In May, 1976, I was a scientific collaborator with Stefan Hafner at
Phillips-Universitaet Marburg and with Ahmed ElGoresy at the
Max-Planck-Institut fuer Kernphysik (Heidelberg) and made several thin
sections of my South African eclogites. I could not identify the low-
birefringece phase with polycrystalline rims thyat made up about 10% of
the sample so I did microprobe work on the rocks with Prof. El Goresy.
It turned out to be pure SiO2, but optically it was biaxial.
These are images of coesite eclogites from South African kimberlites. I wrote the first desription of coesite (the high pressure form of SiO2) in a metamorphic rock with Chris Hatton (Smyth and Hatton, 1977). In 1975 I was a Senior Lecturer at University of Cape Town. We collected the sample from the Roberts Victor mine about 50 km east of Kimberley in October, 1975 with Arch Reid and John Gurney. The mine operator collected and put aside the large nodules from the kimberlite and saved them for the geologists who came to visit.

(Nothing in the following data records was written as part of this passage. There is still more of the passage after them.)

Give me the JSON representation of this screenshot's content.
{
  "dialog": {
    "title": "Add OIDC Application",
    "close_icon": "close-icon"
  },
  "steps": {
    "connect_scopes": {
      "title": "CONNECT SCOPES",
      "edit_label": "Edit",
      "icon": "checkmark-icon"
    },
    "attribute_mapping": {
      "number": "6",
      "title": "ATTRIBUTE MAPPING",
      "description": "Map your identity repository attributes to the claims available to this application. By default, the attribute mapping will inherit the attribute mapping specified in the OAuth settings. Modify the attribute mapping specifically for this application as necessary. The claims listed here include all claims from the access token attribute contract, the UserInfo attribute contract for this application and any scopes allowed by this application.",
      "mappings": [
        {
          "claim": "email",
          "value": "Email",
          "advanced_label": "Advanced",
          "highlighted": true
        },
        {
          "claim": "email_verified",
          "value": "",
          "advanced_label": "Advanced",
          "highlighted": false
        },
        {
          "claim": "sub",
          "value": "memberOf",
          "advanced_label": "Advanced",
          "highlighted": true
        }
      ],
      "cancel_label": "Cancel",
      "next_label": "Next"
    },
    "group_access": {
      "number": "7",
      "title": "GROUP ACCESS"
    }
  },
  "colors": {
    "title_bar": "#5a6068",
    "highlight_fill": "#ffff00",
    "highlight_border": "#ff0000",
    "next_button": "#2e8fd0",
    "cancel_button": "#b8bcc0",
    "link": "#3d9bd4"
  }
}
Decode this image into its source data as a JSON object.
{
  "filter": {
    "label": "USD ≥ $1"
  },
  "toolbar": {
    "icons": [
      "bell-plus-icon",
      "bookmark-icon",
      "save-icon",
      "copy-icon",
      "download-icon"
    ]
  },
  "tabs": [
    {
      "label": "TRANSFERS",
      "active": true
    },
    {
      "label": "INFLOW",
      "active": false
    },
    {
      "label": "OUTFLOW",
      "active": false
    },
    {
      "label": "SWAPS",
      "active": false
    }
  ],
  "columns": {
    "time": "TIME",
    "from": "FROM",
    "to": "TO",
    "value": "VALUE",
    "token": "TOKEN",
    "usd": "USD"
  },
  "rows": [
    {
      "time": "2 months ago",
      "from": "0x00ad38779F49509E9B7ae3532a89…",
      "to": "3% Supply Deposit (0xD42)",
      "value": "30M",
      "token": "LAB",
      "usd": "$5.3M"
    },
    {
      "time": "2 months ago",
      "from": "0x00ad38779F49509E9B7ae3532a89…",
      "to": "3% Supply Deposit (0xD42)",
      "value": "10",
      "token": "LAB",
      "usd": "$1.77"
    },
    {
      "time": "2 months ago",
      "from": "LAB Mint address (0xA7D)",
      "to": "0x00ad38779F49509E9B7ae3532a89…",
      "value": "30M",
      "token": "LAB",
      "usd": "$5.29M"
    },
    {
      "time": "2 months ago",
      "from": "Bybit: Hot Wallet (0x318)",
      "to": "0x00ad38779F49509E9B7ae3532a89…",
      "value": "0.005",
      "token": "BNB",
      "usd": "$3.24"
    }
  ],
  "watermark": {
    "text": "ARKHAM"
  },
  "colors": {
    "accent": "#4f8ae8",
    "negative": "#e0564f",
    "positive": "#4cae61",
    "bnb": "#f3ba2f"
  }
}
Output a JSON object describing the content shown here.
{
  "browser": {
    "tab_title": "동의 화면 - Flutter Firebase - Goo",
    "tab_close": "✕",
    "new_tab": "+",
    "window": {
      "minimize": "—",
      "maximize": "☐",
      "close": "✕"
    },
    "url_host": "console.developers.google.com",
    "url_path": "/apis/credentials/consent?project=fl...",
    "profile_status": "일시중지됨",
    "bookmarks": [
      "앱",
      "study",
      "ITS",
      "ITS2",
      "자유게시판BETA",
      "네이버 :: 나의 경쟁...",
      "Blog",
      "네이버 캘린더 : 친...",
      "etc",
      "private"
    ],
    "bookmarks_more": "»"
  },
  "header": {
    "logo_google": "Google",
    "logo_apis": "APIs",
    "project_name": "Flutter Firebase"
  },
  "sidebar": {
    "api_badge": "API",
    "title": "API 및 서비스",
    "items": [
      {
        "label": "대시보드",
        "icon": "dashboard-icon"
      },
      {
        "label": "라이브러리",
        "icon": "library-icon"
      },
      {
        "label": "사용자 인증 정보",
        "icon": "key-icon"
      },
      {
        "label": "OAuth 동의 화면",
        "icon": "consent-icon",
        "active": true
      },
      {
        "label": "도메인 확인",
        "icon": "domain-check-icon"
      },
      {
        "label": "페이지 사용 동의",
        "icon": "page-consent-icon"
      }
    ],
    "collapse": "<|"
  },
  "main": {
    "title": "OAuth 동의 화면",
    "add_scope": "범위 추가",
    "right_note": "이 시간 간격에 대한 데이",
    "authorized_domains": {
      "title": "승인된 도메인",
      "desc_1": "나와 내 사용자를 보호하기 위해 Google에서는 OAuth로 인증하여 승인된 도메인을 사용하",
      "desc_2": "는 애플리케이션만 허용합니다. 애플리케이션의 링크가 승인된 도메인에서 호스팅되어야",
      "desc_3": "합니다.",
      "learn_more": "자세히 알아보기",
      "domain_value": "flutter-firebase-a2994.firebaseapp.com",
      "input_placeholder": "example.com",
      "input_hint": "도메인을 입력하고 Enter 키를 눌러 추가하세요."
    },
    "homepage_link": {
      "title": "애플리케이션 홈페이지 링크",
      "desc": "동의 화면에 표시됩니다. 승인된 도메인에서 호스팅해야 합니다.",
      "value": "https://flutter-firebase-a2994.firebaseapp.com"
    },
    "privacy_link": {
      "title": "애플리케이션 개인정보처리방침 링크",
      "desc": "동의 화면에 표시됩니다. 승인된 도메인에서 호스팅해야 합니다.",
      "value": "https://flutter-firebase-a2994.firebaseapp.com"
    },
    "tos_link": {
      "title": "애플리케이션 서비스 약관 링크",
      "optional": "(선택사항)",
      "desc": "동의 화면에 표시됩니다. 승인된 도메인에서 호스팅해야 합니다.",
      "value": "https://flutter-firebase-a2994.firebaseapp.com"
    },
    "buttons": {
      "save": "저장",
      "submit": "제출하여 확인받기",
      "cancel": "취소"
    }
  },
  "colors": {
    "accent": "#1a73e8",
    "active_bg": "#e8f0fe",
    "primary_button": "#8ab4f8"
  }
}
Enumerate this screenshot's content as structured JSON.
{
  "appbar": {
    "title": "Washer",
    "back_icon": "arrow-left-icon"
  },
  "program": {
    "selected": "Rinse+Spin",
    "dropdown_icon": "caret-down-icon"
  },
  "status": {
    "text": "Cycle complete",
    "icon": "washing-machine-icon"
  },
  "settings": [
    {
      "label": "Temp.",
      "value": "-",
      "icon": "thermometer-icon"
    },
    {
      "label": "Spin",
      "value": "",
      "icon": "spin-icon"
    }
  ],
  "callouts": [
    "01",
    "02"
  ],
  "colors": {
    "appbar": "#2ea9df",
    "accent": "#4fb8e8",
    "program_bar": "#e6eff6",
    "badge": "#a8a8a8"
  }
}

The original paper describing the petrology of the sample was
published in 1977 (Smyth and Hatton, 1977). This was the first
petrographic description of coesite in a metamorphic rock. The coesite
was positively identified by single crystal X-ray diffraction. The
description of quartz pseudomorphs after coesite was also given from
this rock (Smyth, 1977). The original equilibration conditions of this
rock are extimated to be 4.9 GPa and 1050ºC which corresponds to a
depth of about 150 km (Wohletz and Smyth 1984). The oxygen isotope
fractionation are also iconsistent with an equilibration temperature of
about 1100ºC (Sharp et al 1991). The sample contains the largest
coesite grains ever described and they were sufficiently large (up to
3mm) for a neutron single-crystal structure refinement of coesite
(Smyth et al., 1987). The trace OH contents of the phases have been
measured (Rossman et al 1990), and this omphacite is the most hydrous
ever reported (Smyth et al 1991). The rock has recently been found to
contain small (<300 micron) diamonds.
Chris Hatton 'sampling' the pile of nodules at Roberts Victor.
can actually be seen here as a broken, light-colored nodule in the pile.
Coesite in eclogite. This is a grain of coesite in an eclogite I
collected in South Africa in 1975. It was the first time that coesite
had been described in a metamorphic rock (Smyth and Hatton, 1977). The
description led to the recognition of coesite in many other localities
around the world. The colored grain at the center is a hydrous
clinopyroxene. The gray is coesite, and the mottled gray rim is
Coesite grain appoximately 1mm across with small clinopyroxne
Large coesite grain with polycrystalline quartz rim. The small
birefirngent grain in clinopyroxene. The mattrix is omphacite and
Twinned coesite grain at extinction in crossed polars with
polycrystalline quartz rim. The matrix is omphacite
Same grain as above in plane-polarized light showing the index of refraction contrast (relief) between the coesite and the lense dense quartz rim.
Here we see pallisade texture in the quartz rim in a coesite grain.
The sanidine grain at lower left is thought to be a sanidine
K-cymrite (KAlSi3O8 2H2O) and a source for water during decompression.
Sanidine (KAlSi3O8) (gray) with polycrystalline quartz (mottled)
kyanite (bright), garnet (extinct), and omphacite (finely fractured).
The sanidine in this rock has the highest degree of Al-Si disorder of
any recorded (Scambos et al, 1987).It is nearly pure KAlSi3O8, but
contains 1 to 2 mole percent celsian (BaAl2Si2O8). The sanidine in this
rock contains molecular water as extensive fluid inclusions. Under the
TEM these inclusions appear as a swiss-cheese texture. There are also
veins of hydrous alteration containing Ba that extend away from the
sanidine in this rock. It is possible that the sanidine existed in the
mantle as K-cymrite (KAlSi3O8 H2O).
SRV-1 altered clinopyroxene (omphacite). This omphacite
contains a large component of Ca-Eskola pyroxene which correlates with
H content. This sample contains approximately 1800 ppm by weight H2O
(Smyth et al 1991).
This is a kyanite grain containing an unaltered inclusion of
clinopyroxene. The gray grain at the bottom right is sanidine.
The zig-zag pattern is caused by strain (deformation) twinning in
Here is another set of deformation twins in kyanite.
The rock contains polyphase sulfide grains. This one contains pyrrhottite, pyrite, and chalcopyrite.
The rock also contains small diamonds. This grain is about 150
micrometers across and protrudes above a polished section of the rock.